● **Description of the task**
Report back every line below that carries the word "title".

Website and app data records
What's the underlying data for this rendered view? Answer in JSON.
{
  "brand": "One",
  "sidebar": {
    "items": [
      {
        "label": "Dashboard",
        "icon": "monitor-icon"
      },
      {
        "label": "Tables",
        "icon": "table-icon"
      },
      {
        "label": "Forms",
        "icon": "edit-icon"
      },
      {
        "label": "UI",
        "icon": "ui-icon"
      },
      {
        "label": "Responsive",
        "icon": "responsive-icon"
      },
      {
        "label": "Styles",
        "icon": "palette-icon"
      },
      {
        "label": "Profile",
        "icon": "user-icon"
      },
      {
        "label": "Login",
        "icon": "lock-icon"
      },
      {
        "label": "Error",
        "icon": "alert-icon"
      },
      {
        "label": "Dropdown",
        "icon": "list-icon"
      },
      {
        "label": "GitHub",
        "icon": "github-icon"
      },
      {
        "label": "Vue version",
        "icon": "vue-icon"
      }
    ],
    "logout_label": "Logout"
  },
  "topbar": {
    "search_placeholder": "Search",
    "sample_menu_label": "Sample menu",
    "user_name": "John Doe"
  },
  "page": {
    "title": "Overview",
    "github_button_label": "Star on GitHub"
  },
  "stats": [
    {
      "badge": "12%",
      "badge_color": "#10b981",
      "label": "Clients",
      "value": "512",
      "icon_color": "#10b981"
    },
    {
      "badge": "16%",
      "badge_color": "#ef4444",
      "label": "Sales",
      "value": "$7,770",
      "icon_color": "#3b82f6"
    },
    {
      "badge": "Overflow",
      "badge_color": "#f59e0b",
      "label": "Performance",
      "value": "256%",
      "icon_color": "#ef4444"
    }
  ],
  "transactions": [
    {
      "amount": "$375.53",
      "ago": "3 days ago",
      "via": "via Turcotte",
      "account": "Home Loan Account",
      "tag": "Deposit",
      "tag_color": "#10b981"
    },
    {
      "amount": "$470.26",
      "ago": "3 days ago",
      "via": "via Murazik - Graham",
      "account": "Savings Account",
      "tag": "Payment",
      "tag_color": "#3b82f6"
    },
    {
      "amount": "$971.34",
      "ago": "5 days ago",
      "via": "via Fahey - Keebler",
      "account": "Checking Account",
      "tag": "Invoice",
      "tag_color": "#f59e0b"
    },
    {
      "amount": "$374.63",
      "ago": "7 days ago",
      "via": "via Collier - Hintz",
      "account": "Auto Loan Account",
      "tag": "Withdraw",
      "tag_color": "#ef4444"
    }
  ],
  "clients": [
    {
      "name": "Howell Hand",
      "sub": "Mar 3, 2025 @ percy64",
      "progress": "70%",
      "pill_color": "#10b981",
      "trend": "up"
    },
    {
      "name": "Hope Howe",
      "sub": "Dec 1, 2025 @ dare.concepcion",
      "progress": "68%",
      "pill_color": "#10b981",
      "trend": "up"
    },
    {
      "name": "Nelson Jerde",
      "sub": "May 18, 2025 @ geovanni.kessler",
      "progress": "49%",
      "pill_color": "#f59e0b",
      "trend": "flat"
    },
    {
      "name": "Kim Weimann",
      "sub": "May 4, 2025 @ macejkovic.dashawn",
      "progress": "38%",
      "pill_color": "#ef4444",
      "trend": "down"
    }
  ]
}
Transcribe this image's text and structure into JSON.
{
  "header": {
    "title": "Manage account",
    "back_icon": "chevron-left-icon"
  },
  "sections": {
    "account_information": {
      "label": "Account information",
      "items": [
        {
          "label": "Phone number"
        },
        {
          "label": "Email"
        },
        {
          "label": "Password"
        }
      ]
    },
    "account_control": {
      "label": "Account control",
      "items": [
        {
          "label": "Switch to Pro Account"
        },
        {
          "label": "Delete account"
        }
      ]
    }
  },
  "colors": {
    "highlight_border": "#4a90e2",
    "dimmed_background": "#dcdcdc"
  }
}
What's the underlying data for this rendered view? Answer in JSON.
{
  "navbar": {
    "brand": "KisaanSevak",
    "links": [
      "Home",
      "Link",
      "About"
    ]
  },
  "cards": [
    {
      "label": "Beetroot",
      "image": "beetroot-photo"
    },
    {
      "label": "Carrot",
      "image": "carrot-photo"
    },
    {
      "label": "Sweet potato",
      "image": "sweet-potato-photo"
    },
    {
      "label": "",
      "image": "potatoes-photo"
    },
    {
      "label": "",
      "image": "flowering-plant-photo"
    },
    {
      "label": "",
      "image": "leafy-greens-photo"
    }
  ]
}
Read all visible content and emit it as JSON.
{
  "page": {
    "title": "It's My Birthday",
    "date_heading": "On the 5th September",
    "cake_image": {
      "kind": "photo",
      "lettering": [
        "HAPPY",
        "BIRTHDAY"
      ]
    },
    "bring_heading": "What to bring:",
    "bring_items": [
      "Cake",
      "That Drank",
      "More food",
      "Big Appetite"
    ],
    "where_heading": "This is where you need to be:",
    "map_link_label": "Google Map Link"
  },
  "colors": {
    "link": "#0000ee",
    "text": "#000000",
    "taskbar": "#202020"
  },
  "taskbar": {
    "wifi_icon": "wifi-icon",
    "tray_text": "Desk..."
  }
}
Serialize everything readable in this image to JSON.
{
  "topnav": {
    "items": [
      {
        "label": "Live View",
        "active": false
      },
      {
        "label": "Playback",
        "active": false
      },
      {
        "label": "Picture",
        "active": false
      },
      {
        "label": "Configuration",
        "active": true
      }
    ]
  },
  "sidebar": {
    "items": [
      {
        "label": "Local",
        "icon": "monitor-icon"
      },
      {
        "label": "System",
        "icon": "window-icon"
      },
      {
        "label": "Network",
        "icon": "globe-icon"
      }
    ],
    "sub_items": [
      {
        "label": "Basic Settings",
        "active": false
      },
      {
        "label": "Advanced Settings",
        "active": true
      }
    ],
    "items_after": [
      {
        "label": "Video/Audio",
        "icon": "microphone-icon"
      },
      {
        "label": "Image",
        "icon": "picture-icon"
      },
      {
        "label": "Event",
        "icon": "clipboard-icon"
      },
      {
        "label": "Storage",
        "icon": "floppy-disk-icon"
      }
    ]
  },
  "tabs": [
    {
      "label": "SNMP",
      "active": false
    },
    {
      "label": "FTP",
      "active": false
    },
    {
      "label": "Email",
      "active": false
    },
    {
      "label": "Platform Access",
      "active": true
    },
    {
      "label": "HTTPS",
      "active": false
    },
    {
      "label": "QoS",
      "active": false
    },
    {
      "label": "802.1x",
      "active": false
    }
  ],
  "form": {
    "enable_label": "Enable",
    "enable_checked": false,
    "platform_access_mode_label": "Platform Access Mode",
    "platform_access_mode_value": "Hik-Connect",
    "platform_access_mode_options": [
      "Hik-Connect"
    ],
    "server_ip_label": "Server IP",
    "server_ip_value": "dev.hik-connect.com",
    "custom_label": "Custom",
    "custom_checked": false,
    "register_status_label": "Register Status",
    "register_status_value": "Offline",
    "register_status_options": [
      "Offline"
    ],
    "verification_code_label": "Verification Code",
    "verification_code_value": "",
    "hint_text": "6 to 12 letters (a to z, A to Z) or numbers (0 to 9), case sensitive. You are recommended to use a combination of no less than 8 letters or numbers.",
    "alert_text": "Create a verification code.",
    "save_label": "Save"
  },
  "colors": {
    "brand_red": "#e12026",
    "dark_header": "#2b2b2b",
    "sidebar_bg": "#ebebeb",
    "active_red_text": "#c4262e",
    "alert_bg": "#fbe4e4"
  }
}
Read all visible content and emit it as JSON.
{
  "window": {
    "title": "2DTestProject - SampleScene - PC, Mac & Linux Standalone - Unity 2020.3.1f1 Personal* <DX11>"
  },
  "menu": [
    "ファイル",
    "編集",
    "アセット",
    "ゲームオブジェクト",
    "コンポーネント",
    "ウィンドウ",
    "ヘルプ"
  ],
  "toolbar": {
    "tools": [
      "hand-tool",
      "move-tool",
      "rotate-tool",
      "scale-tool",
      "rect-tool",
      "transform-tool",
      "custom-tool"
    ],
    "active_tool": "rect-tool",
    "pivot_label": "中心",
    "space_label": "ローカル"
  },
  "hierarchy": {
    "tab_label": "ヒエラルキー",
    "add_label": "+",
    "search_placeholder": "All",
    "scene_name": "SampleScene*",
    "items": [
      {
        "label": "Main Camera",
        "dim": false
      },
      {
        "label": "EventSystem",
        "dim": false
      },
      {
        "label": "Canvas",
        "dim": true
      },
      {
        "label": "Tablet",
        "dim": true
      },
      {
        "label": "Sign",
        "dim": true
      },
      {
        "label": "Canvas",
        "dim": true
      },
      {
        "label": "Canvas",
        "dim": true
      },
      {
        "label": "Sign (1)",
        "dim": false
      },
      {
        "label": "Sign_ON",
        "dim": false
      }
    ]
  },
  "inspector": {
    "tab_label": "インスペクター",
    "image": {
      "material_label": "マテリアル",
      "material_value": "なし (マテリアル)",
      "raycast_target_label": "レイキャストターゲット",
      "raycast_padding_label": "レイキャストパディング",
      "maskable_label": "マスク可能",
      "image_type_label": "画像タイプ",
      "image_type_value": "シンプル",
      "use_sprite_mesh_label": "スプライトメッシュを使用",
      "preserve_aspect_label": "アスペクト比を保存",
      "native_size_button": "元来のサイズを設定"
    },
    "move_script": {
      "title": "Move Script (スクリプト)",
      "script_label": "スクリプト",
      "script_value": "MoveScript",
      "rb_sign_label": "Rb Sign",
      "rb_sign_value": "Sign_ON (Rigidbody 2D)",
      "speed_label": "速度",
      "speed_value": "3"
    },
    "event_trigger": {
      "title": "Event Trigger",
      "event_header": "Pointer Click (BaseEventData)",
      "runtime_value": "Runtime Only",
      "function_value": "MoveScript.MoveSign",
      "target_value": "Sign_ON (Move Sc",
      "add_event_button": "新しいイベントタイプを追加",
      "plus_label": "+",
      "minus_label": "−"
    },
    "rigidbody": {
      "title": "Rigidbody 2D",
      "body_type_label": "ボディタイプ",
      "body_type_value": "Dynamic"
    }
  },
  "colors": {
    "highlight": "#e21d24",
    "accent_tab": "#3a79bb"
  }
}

● **Task answer**
    "title": "Overview",
    "title": "Manage account",
    "title": "It's My Birthday",
    "title": "2DTestProject - SampleScene - PC, Mac & Linux Standalone - Unity 2020.3.1f1 Personal* <DX11>"
      "title": "Move Script (スクリプト)",
      "title": "Event Trigger",
      "title": "Rigidbody 2D",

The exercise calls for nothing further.